Arizona Senator John McCain on Thursday rejected the advice of top military leaders who have endorsed repeal of “Don't Ask, Don't Tell.”

The highest-ranking Republican on the Senate Armed Services Committee remained committed during a Senate hearing to the law that bans gay and bisexual troops from serving openly.

McCain cited a Pentagon survey which found that 58 percent of Marines in combat units and 48 percent of Army combat troops thought allowing open gay service would have either a negative or a very negative impact on their unit's effectiveness.

“I remain concerned, as I have in the past, and as demonstrated in this study, that the closer we get to service members in combat, the more we encounter concerns about whether 'Don't Ask, Don't Tell' should be repealed,” he said. “These views should not be considered lightly especially considering how much combat our forces face.”

Secretary of Defense Robert Gates, who has previously urged Congress to end the ban, replied that combat soldiers have limited experience in the military.

“With time and adequate preparation, we can mitigate their concerns,” Gates said.

McCain, who earlier this week joined Senate Republicans in threatening to block any legislation until the Bush-era tax cuts are dealt with, replied that he “couldn't disagree more.”

“We send these young people into combat, we think they're mature enough to fight and die.

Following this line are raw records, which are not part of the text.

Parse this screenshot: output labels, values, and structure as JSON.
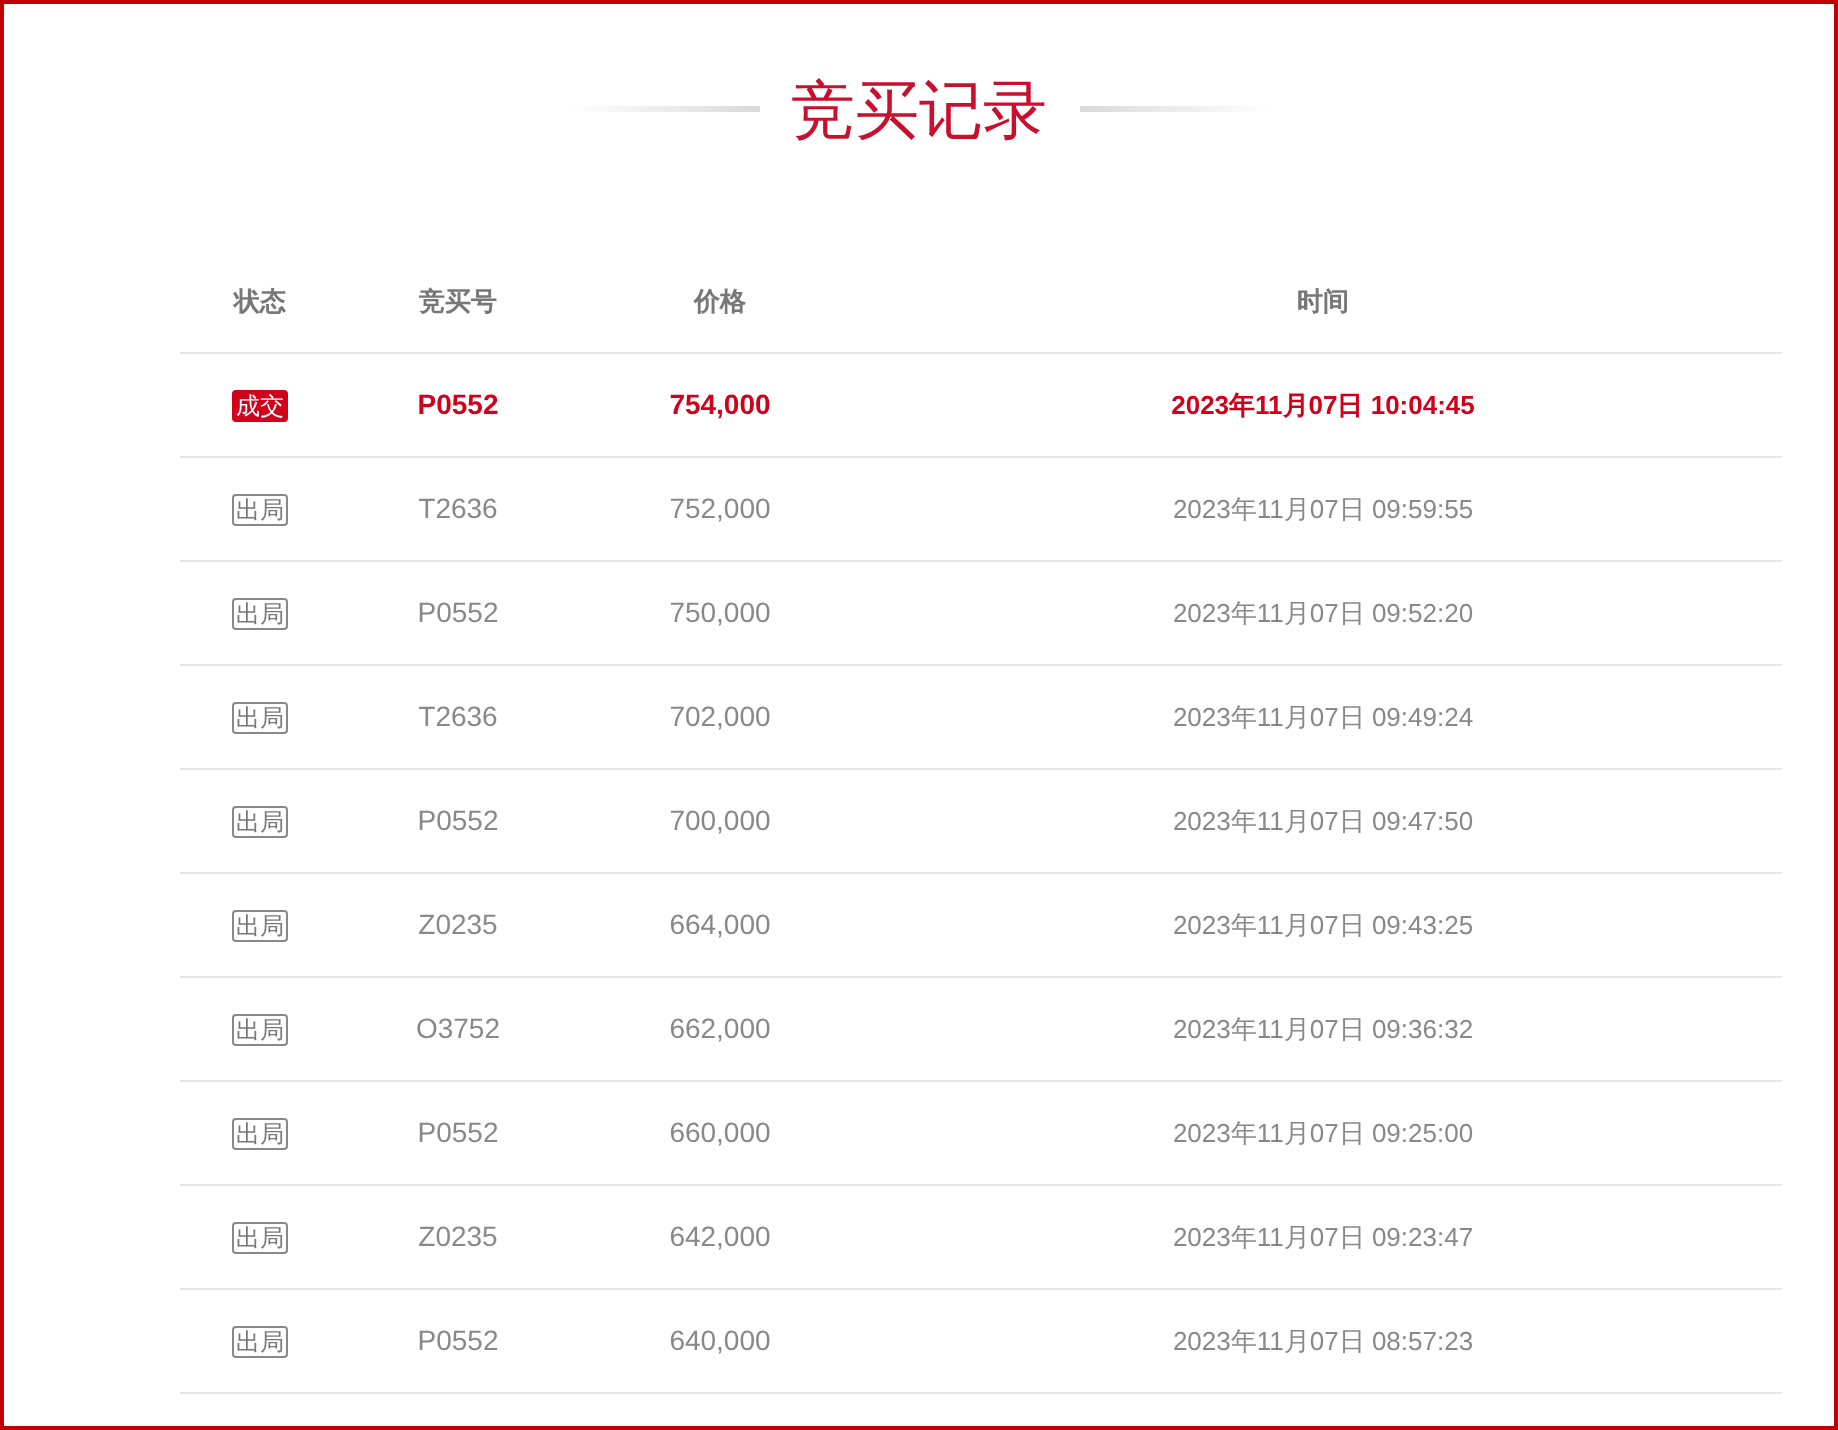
{
  "title": "竞买记录",
  "table": {
    "columns": [
      "状态",
      "竞买号",
      "价格",
      "时间"
    ],
    "rows": [
      {
        "kind": "won",
        "status": "成交",
        "bidder": "P0552",
        "price": "754,000",
        "time": "2023年11月07日 10:04:45"
      },
      {
        "kind": "outbid",
        "status": "出局",
        "bidder": "T2636",
        "price": "752,000",
        "time": "2023年11月07日 09:59:55"
      },
      {
        "kind": "outbid",
        "status": "出局",
        "bidder": "P0552",
        "price": "750,000",
        "time": "2023年11月07日 09:52:20"
      },
      {
        "kind": "outbid",
        "status": "出局",
        "bidder": "T2636",
        "price": "702,000",
        "time": "2023年11月07日 09:49:24"
      },
      {
        "kind": "outbid",
        "status": "出局",
        "bidder": "P0552",
        "price": "700,000",
        "time": "2023年11月07日 09:47:50"
      },
      {
        "kind": "outbid",
        "status": "出局",
        "bidder": "Z0235",
        "price": "664,000",
        "time": "2023年11月07日 09:43:25"
      },
      {
        "kind": "outbid",
        "status": "出局",
        "bidder": "O3752",
        "price": "662,000",
        "time": "2023年11月07日 09:36:32"
      },
      {
        "kind": "outbid",
        "status": "出局",
        "bidder": "P0552",
        "price": "660,000",
        "time": "2023年11月07日 09:25:00"
      },
      {
        "kind": "outbid",
        "status": "出局",
        "bidder": "Z0235",
        "price": "642,000",
        "time": "2023年11月07日 09:23:47"
      },
      {
        "kind": "outbid",
        "status": "出局",
        "bidder": "P0552",
        "price": "640,000",
        "time": "2023年11月07日 08:57:23"
      }
    ]
  }
}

I think they're mature enough to make a judgment on who they want to serve with and the impact on their battle effectiveness.”

McCain insisted that the report was flawed because it had not asked troops if the law should be repealed, a question Gates has previously rejected.

Admiral Mike Mullen, the chairman of the Joint Chiefs of Staff, also shook off concerns about serving alongside openly gay troops.

“I've been serving with gays and lesbians my whole career. I went to war with them aboard a destroyer off the coast of Vietnam. I knew they were there. They knew I knew it. We never missed a mission, never failed to deliver ordnance on target.”

Mullen added that the military would cope with service members who disagree with repeal.

“Should repeal occur, some soldiers and Marines may want separate showers facilities … Some may even quit the service. We'll deal with that.”

Aubrey Sarvis, executive director of the Servicemembers Legal Defense Network (SLDN), the largest group lobbying for repeal of the 17-year-old law, said McCain had grown “out of touch” with top military leaders.

“As witnessed in today's hearing, McCain is growing more and more out of touch with the military's top leadership as well as a majority of the force. It is now painfully transparent that for McCain, it's all politics,” Sarvis said.

Committee members will hear from military service chiefs on Friday.